2. According to a 20 January report by outgoing SDIO Director Amb. Henry Cooper, the total acquisition cost of the complete ground-based system is $42-47 billion. This contrasts with an estimated $15 billion price-tag for a system that would provide world-wide protection: a constellation of 1,000 Brilliant Pebbles. Interestingly, the disparity in favor of a space-based defense could be even more dramatic but for cost-growth associated with schedule delays — delays driven by congressionally imposed budget cuts intended to hamstring the Brilliant Pebbles development program.
3. Interestingly, Mr. Davis has cited the importance of layered or "tiered" defense among his rationales for restarting the canceled E2I secondary interceptor for the single ground-based defense site he advocates — despite the fact that the E2I system does not represent an independent layer.
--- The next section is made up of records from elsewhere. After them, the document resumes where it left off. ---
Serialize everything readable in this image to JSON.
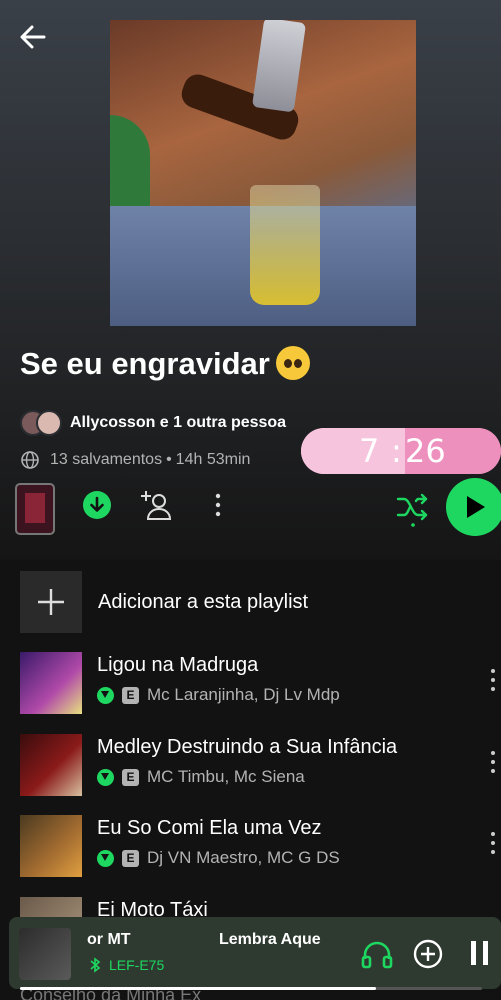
{
  "playlist": {
    "title": "Se eu engravidar",
    "owners": "Allycosson e 1 outra pessoa",
    "saves": "13 salvamentos",
    "separator": "•",
    "duration": "14h 53min"
  },
  "overlay_clock": {
    "hours": "7",
    "colon": ":",
    "minutes": "26"
  },
  "actions": {
    "add_to_playlist": "Adicionar a esta playlist"
  },
  "tracks": [
    {
      "title": "Ligou na Madruga",
      "artists": "Mc Laranjinha, Dj Lv Mdp",
      "explicit": "E",
      "downloaded": true
    },
    {
      "title": "Medley Destruindo a Sua Infância",
      "artists": "MC Timbu, Mc Siena",
      "explicit": "E",
      "downloaded": true
    },
    {
      "title": "Eu So Comi Ela uma Vez",
      "artists": "Dj VN Maestro, MC G DS",
      "explicit": "E",
      "downloaded": true
    },
    {
      "title": "Ei Moto Táxi",
      "artists": ""
    }
  ],
  "now_playing": {
    "title_left": "or MT",
    "title_right": "Lembra Aque",
    "device": "LEF-E75",
    "progress": 0.77
  },
  "next_hidden_track": "Conselho da Minha Ex",
  "colors": {
    "accent": "#1ed760",
    "bg": "#121212",
    "clock_pink": "#f4b8d4"
  }
}
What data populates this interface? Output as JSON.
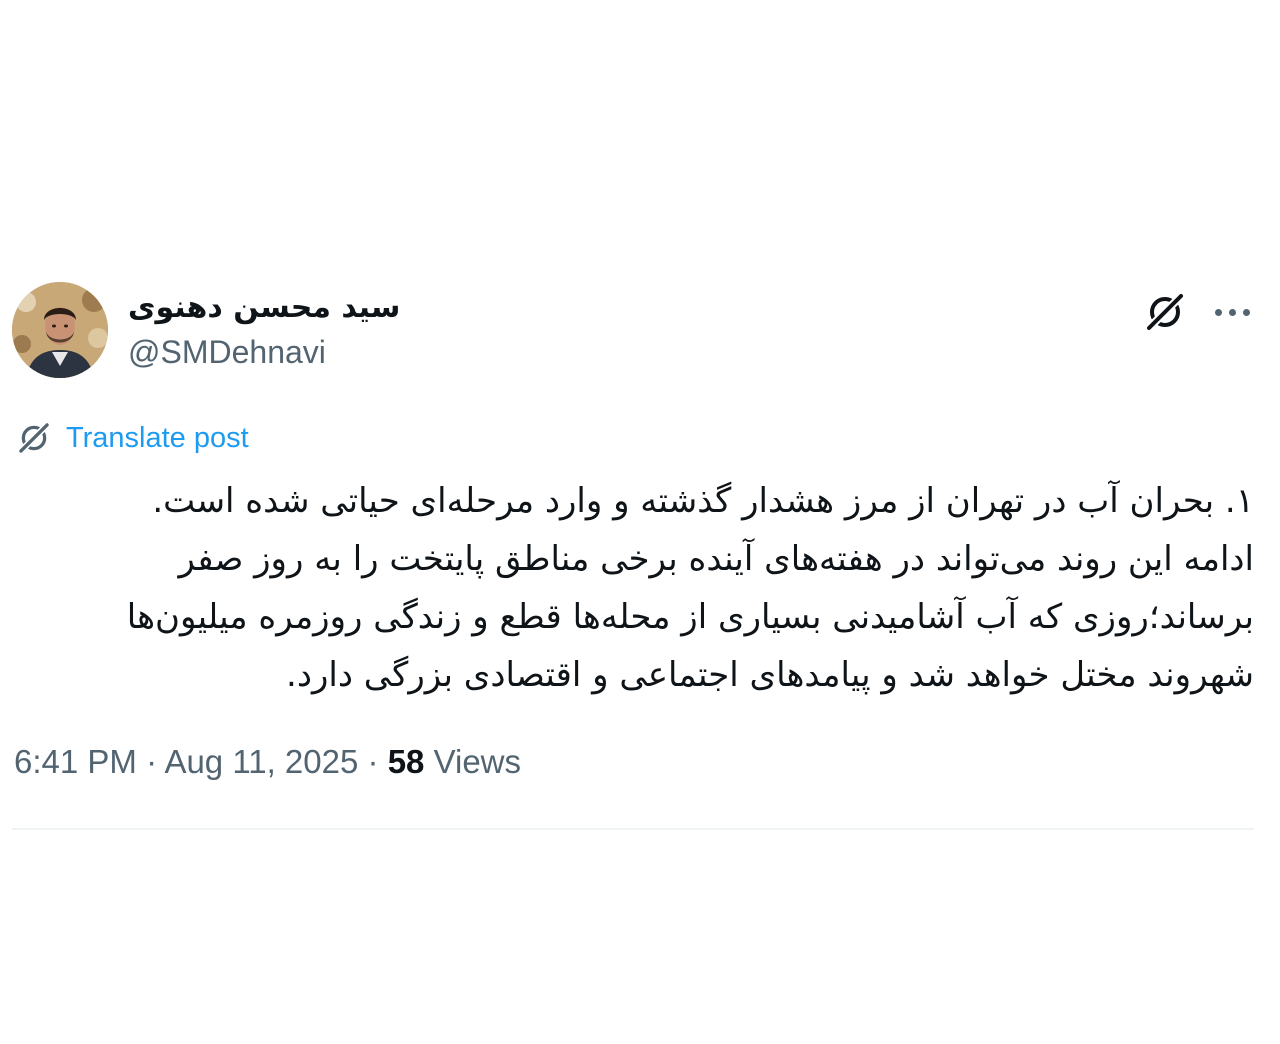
{
  "post": {
    "author": {
      "display_name": "سید محسن دهنوی",
      "handle": "@SMDehnavi",
      "avatar_icon": "avatar-photo"
    },
    "actions": {
      "grok_icon": "grok-icon",
      "more_icon": "more-options-icon"
    },
    "translate_label": "Translate post",
    "text_lines": [
      "۱. بحران آب در تهران از مرز هشدار گذشته و وارد مرحله‌ای حیاتی شده است.",
      "ادامه این روند می‌تواند در هفته‌های آینده برخی مناطق پایتخت را به روز صفر",
      "برساند؛روزی که آب آشامیدنی بسیاری از محله‌ها قطع و زندگی روزمره میلیون‌ها",
      "شهروند مختل خواهد شد و پیامدهای اجتماعی و اقتصادی بزرگی دارد."
    ],
    "time": "6:41 PM",
    "separator": "·",
    "date": "Aug 11, 2025",
    "views_count": "58",
    "views_label": "Views"
  },
  "colors": {
    "text_primary": "#0f1419",
    "text_secondary": "#536471",
    "link_blue": "#1d9bf0",
    "divider": "#eff3f4"
  }
}
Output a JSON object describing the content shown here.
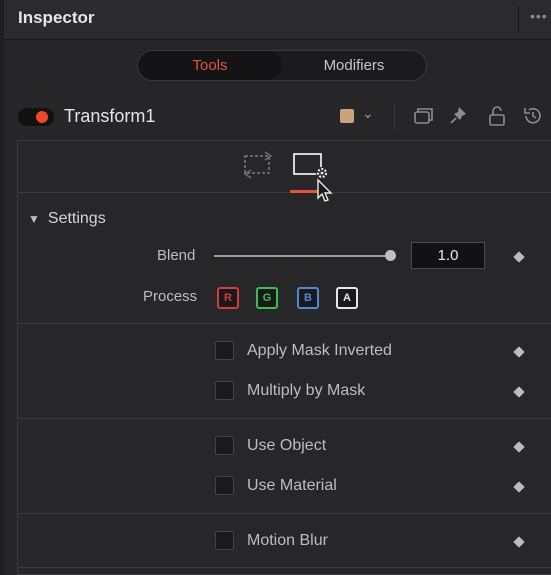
{
  "window": {
    "title": "Inspector",
    "menu_glyph": "•••"
  },
  "tabs": [
    {
      "label": "Tools",
      "active": true
    },
    {
      "label": "Modifiers",
      "active": false
    }
  ],
  "tool": {
    "name": "Transform1",
    "enabled": true,
    "color_swatch": "#c9a47a",
    "chevron": "⌄",
    "actions": [
      "duplicate-icon",
      "pin-icon",
      "lock-icon",
      "reset-icon"
    ]
  },
  "icon_tabs": [
    "transform-controls-icon",
    "settings-icon"
  ],
  "settings": {
    "section_label": "Settings",
    "blend": {
      "label": "Blend",
      "value": "1.0",
      "level": 1.0
    },
    "process": {
      "label": "Process",
      "channels": [
        {
          "label": "R",
          "color": "#d93b3b"
        },
        {
          "label": "G",
          "color": "#3fbf4a"
        },
        {
          "label": "B",
          "color": "#4a8ad6"
        },
        {
          "label": "A",
          "color": "#e6e6e6"
        }
      ]
    },
    "checkboxes": [
      {
        "label": "Apply Mask Inverted"
      },
      {
        "label": "Multiply by Mask"
      },
      {
        "label": "Use Object"
      },
      {
        "label": "Use Material"
      },
      {
        "label": "Motion Blur"
      }
    ]
  },
  "colors": {
    "accent": "#e0553a",
    "toggle_on": "#ec4a2a",
    "panel_bg": "#262628"
  }
}
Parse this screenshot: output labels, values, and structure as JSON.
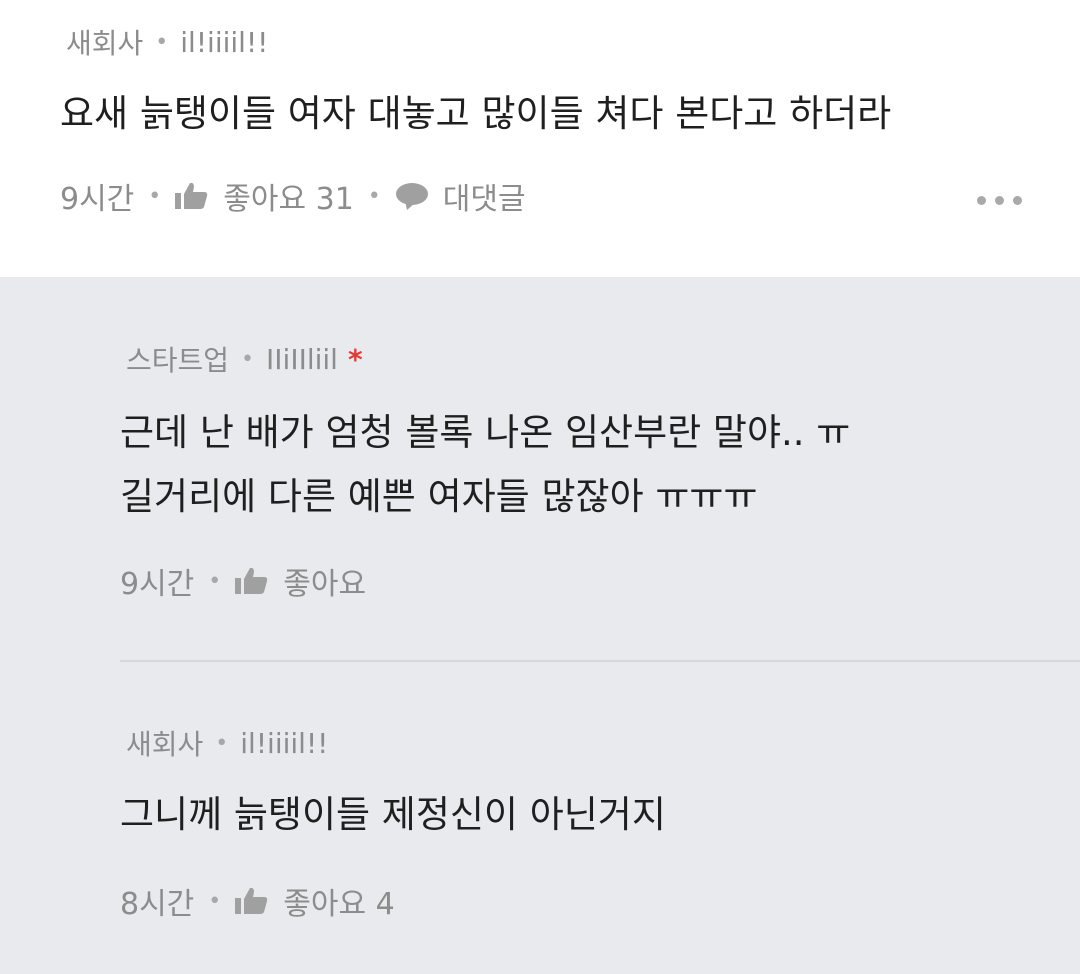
{
  "comment": {
    "company": "새회사",
    "username": "il!iiiil!!",
    "text": "요새 늙탱이들 여자 대놓고 많이들 쳐다 본다고 하더라",
    "time": "9시간",
    "like_label": "좋아요 31",
    "reply_label": "대댓글",
    "icons": {
      "like": "thumbs-up-icon",
      "reply": "speech-bubble-icon",
      "more": "more-options-icon"
    }
  },
  "replies": [
    {
      "company": "스타트업",
      "username": "IIiIIliil",
      "author_mark": "*",
      "text_lines": [
        "근데 난 배가 엄청 볼록 나온 임산부란 말야.. ㅠ",
        "길거리에 다른 예쁜 여자들 많잖아 ㅠㅠㅠ"
      ],
      "time": "9시간",
      "like_label": "좋아요"
    },
    {
      "company": "새회사",
      "username": "il!iiiil!!",
      "text_lines": [
        "그니께 늙탱이들 제정신이 아닌거지"
      ],
      "time": "8시간",
      "like_label": "좋아요 4"
    }
  ],
  "colors": {
    "reply_background": "#e9eaed",
    "meta_text": "#8c8c8c",
    "author_mark": "#e53935"
  }
}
4. See the Center’s Transition Brief entitled "The Single Most Urgent Clinton Security Decision: Ending U.S. Vulnerability to Missile Attack" (No. 92-D 144, 3 December 1992), and an article by Center Director Frank Gaffney entitled "Star Wars II" in the 8 February issue of The New Republic.